What’s at stake: The European Union and the USA are currently negotiating a free trade agreement, known as the Transatlantic Trade and Investment Partnership (TTIP). After a draft has been leaked to the public, an intensive public debate over possible advantages and disadvantages of such a deal has erupted. While there is some debate over how large the economic benefit of such a free trade agreement can be in face of already relatively low trade barriers between the EU and USA, critics claim that the deal will lower standards of consumer protection, provision of public services and environmental protection in the EU.
To deliver a deal that is more welfare-improving, TTIP negotiators will need to focus on means to enhance long-term competitiveness of the two partners rather than bargain concessions that will be bear little fruit in the global trade arena.
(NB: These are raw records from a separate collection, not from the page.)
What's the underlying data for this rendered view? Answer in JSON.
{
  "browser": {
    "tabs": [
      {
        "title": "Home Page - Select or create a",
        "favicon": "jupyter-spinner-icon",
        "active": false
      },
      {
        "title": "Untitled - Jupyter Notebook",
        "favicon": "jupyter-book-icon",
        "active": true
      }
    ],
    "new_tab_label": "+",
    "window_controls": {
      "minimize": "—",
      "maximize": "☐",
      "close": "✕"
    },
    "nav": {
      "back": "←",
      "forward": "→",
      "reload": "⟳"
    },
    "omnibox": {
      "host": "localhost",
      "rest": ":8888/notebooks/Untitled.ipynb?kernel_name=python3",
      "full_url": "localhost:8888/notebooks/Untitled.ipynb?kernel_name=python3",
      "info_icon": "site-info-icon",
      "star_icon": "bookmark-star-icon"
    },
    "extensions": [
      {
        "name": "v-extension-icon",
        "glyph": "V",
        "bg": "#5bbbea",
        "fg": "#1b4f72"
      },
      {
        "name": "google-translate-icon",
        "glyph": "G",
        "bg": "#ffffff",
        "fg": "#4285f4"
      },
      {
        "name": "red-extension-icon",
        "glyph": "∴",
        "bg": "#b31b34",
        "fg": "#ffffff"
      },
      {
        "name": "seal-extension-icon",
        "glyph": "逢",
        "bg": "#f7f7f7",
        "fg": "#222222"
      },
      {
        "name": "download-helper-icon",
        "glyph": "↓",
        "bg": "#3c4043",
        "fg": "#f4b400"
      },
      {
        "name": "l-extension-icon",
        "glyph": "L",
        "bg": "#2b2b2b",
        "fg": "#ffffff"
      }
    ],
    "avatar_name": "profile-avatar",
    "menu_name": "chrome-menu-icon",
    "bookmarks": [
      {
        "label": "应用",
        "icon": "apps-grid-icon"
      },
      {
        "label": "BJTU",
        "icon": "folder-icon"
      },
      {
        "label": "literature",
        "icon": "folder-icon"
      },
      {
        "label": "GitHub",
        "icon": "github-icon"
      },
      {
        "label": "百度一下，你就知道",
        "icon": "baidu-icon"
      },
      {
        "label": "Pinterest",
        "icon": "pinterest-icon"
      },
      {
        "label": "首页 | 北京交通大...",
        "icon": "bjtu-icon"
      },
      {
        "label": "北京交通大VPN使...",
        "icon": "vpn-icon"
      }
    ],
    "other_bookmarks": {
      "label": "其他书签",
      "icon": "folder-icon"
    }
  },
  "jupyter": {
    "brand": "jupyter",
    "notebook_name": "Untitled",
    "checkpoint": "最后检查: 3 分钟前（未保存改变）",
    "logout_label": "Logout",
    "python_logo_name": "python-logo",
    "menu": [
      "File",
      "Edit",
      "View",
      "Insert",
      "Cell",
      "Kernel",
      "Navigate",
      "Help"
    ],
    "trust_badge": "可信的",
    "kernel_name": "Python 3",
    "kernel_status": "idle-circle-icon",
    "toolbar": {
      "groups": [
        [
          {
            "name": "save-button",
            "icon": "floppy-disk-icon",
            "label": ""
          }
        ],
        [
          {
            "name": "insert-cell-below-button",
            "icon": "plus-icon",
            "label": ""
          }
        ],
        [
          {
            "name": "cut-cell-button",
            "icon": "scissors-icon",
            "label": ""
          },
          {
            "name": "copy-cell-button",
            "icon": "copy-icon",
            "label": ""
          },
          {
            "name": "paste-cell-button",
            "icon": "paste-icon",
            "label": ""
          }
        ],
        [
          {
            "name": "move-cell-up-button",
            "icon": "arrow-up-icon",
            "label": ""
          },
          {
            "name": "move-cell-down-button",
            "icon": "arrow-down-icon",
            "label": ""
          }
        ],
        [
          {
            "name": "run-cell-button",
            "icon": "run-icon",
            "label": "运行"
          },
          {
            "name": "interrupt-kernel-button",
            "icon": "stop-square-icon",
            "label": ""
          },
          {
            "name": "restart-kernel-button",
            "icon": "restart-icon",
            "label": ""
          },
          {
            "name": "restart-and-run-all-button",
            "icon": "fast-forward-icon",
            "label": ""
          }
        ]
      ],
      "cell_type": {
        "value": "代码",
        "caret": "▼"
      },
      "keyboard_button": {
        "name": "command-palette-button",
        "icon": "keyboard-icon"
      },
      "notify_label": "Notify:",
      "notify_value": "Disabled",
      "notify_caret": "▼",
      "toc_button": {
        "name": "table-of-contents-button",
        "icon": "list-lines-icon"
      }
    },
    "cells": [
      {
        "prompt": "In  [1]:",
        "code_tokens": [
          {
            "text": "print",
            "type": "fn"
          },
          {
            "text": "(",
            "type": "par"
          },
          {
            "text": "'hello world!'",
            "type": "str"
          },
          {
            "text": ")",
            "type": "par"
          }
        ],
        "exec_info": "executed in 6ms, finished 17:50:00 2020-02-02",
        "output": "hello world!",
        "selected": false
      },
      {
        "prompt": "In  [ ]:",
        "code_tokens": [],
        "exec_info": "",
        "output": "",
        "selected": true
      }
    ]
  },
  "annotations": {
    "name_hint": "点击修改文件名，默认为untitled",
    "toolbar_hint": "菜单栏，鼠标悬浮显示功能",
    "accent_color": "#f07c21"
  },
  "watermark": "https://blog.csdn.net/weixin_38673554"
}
This Policy Contribution was prepared for the European Union Committee's inquiry into the Transatlantic Trade and Investment Partnership. Regulatory harmonisation under TTIP may not lead to emerging markets automatically upgrading to the higher TTIP standards. Domestic priorities and the high demand from a rising price-sensitive group of consumers will likely result in a dual regulatory regime in emerging markets in the medium-term.
The decision to launch negotiations on a bilateral free trade area between the EU and the US, called the Transatlantic Trade and Investment Partnership (TTIP) or EU-US free trade area is being hailed on both sides of the Atlantic as a historic development. Why have the EU and the US decided to undertake this “historic” project and at this point in time?